[What is being asked]:
An exact copy of every record below is what's needed here.

•••••

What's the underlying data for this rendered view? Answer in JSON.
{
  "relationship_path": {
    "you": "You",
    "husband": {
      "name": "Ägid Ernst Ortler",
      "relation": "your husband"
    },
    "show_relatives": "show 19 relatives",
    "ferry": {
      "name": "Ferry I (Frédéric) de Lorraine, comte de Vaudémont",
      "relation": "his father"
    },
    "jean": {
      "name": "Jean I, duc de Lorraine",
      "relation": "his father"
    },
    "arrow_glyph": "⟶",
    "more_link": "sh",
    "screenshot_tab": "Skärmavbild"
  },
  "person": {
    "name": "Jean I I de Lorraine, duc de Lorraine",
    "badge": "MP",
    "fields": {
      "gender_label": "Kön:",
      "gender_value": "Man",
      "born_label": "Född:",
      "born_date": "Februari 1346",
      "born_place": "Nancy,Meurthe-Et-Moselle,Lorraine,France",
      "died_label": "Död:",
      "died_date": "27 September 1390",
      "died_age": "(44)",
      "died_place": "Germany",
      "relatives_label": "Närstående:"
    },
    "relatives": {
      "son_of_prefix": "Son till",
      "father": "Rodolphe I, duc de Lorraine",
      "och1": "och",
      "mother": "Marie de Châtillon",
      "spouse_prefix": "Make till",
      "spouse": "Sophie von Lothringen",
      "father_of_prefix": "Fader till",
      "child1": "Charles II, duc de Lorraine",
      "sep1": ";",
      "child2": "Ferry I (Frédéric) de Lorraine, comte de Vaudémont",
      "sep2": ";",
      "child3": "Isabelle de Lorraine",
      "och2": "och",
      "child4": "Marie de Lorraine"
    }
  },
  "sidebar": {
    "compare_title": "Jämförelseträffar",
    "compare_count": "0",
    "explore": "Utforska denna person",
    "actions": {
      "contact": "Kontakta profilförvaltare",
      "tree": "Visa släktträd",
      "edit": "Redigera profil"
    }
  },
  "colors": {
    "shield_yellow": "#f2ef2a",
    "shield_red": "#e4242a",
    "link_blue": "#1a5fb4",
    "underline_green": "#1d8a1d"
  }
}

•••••

[Solution to this task]:
What's the underlying data for this rendered view? Answer in JSON.
{
  "relationship_path": {
    "you": "You",
    "husband": {
      "name": "Ägid Ernst Ortler",
      "relation": "your husband"
    },
    "show_relatives": "show 19 relatives",
    "ferry": {
      "name": "Ferry I (Frédéric) de Lorraine, comte de Vaudémont",
      "relation": "his father"
    },
    "jean": {
      "name": "Jean I, duc de Lorraine",
      "relation": "his father"
    },
    "arrow_glyph": "⟶",
    "more_link": "sh",
    "screenshot_tab": "Skärmavbild"
  },
  "person": {
    "name": "Jean I I de Lorraine, duc de Lorraine",
    "badge": "MP",
    "fields": {
      "gender_label": "Kön:",
      "gender_value": "Man",
      "born_label": "Född:",
      "born_date": "Februari 1346",
      "born_place": "Nancy,Meurthe-Et-Moselle,Lorraine,France",
      "died_label": "Död:",
      "died_date": "27 September 1390",
      "died_age": "(44)",
      "died_place": "Germany",
      "relatives_label": "Närstående:"
    },
    "relatives": {
      "son_of_prefix": "Son till",
      "father": "Rodolphe I, duc de Lorraine",
      "och1": "och",
      "mother": "Marie de Châtillon",
      "spouse_prefix": "Make till",
      "spouse": "Sophie von Lothringen",
      "father_of_prefix": "Fader till",
      "child1": "Charles II, duc de Lorraine",
      "sep1": ";",
      "child2": "Ferry I (Frédéric) de Lorraine, comte de Vaudémont",
      "sep2": ";",
      "child3": "Isabelle de Lorraine",
      "och2": "och",
      "child4": "Marie de Lorraine"
    }
  },
  "sidebar": {
    "compare_title": "Jämförelseträffar",
    "compare_count": "0",
    "explore": "Utforska denna person",
    "actions": {
      "contact": "Kontakta profilförvaltare",
      "tree": "Visa släktträd",
      "edit": "Redigera profil"
    }
  },
  "colors": {
    "shield_yellow": "#f2ef2a",
    "shield_red": "#e4242a",
    "link_blue": "#1a5fb4",
    "underline_green": "#1d8a1d"
  }
}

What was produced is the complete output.